Why is Kasich Unpopular Among Defense Contractors?
On Monday, January 4, I was the second person to ask Ohio Governor John Kasich a question during his town hall meeting in West Des Moines, Iowa. I began my question with President Eisenhower’s warning five decades ago about the influence of the military-industrial complex.
I asked, “With Pentagon spending consuming half the discretionary budget, what specific steps would you take to ensure that corporations that are profiting from a bottomless appetite for more missiles, subs, planes, and bombers, are not having too much influence in politics?”
Gov. Kasich addressed the issues of having a strong national defense, Russian air defense systems in the Middle East, then shifted towards special interest groups and his Congressional experience in limiting B-2 bomber production from 132 to 20 during the height of the Cold War.
“Back to the simple question of how does special interest work,” Kasich said. “See I think people in the country think the whole system is bogus. That’s where this anger comes from. You know if you’re rich, if you have a lobbyist, if you’re powerful and you get want you want and I’m just a regular old person and I get the shaft. Okay, I gotta tell ya, I understand why people feel that way and sometimes it’s true. It ain’t true with me. It isn’t true in my state. It wasn’t true of me when I was in Congress and I’ll give you a perfect example.”
Kasich continued, “When I was a Congressman, I went to a briefing on a thing called the B-2 bomber. The Pentagon wanted to buy 132 of them and when I saw what the mission was, which was to fly into the middle of the Soviet Union in the middle of a nuclear war and drop more nuclear weapons, I was like I don’t know why we need to do that. You know, a couple nuclear weapons will ruin your whole day, right?
“So, I worked to limit the production of the B-2 bomber. I proposed 13, the Pentagon wanted 132. All the defense contractors and sub-contractors all across the country were for the system. And they spread the system out so all parts of the plane were built in a different part of the country to protect their ability to protect that program. So I spent 10 years trying to limit the production of that plane.

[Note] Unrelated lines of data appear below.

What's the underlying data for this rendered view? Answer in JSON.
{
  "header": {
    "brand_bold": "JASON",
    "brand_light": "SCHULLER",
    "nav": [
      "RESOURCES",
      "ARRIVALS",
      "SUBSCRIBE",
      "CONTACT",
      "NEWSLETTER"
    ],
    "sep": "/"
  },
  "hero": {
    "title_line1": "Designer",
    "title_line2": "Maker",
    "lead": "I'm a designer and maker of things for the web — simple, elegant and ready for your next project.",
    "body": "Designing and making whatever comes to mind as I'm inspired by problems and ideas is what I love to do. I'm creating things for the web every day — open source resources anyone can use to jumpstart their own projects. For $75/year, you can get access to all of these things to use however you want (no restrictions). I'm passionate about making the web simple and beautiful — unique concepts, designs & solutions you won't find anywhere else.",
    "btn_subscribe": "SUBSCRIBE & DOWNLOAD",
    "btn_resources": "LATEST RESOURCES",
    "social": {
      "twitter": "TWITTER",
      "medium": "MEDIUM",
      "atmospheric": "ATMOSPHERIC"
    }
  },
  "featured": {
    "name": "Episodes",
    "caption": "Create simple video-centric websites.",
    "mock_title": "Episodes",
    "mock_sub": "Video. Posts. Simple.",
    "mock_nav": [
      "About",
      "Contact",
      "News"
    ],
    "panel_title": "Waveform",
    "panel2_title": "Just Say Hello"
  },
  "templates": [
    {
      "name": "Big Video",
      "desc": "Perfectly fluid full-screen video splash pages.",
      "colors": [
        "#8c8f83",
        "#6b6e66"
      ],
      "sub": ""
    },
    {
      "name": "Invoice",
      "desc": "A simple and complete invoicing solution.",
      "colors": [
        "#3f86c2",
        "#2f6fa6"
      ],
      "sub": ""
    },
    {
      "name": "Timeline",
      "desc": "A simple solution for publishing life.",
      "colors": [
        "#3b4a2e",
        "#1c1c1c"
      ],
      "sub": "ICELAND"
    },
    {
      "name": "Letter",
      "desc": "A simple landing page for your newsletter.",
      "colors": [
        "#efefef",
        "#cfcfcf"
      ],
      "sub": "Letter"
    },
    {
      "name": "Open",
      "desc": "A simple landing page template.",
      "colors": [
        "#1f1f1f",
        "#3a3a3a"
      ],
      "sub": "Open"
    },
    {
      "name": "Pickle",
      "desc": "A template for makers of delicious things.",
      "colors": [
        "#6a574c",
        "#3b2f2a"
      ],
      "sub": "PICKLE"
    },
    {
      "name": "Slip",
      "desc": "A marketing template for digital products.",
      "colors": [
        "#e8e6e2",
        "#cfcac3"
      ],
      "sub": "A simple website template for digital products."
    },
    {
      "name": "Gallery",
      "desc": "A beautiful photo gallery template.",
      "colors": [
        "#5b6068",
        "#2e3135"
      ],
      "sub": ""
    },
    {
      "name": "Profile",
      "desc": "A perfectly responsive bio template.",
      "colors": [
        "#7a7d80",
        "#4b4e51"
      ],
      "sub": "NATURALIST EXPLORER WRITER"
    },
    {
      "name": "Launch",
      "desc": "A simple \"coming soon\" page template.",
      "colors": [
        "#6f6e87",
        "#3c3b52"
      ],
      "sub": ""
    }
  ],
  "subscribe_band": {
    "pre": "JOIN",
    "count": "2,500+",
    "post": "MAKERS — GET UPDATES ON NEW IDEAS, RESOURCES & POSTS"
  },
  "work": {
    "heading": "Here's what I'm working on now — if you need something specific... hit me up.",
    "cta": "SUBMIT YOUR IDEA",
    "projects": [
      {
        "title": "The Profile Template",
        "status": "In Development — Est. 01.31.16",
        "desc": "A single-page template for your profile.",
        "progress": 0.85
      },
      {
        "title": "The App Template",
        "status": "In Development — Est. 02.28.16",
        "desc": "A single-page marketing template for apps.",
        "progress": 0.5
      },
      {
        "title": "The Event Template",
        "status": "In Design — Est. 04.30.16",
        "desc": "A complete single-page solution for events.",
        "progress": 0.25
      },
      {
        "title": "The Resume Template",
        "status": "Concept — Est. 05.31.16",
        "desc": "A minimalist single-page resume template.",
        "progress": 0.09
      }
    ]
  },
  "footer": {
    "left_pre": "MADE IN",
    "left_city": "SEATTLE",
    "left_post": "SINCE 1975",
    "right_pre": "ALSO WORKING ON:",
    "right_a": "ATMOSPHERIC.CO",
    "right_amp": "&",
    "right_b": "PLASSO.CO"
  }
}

“How popular do you think I was with the defense contractors? Okay, I wanted to take the weapons, the money, and I wanted to put it in standoff weapons which would still strengthen the United States but would do it in a different way. At the end of the day, I negotiated 20. So the Pentagon went from 132 to 20 and I went from 13 to 20. Who won?
“Now how much money do you think I raised from defense contractors? But that’s not the issue. The issue is you go, you do the right thing, and I’m going to tell you this, we need to rebuild our defense. But we don’t need to rebuild it by doing things that just put money in somebody’s pocket and I’ve never done that in my lifetime.”
While finishing his answer to my question, Gov. Kasich discussed his similarities with Iowa Senator Chuck Grassley claiming both are independent from outside influence, saying “Nobody tells him what to do. Nobody tells me what to do.” Some of Gov. Kasich’s response to my question also appeared in The Des Moines Register, The Gazette (Cedar Rapids, IA), and the Globe Gazette (Mason City, IA).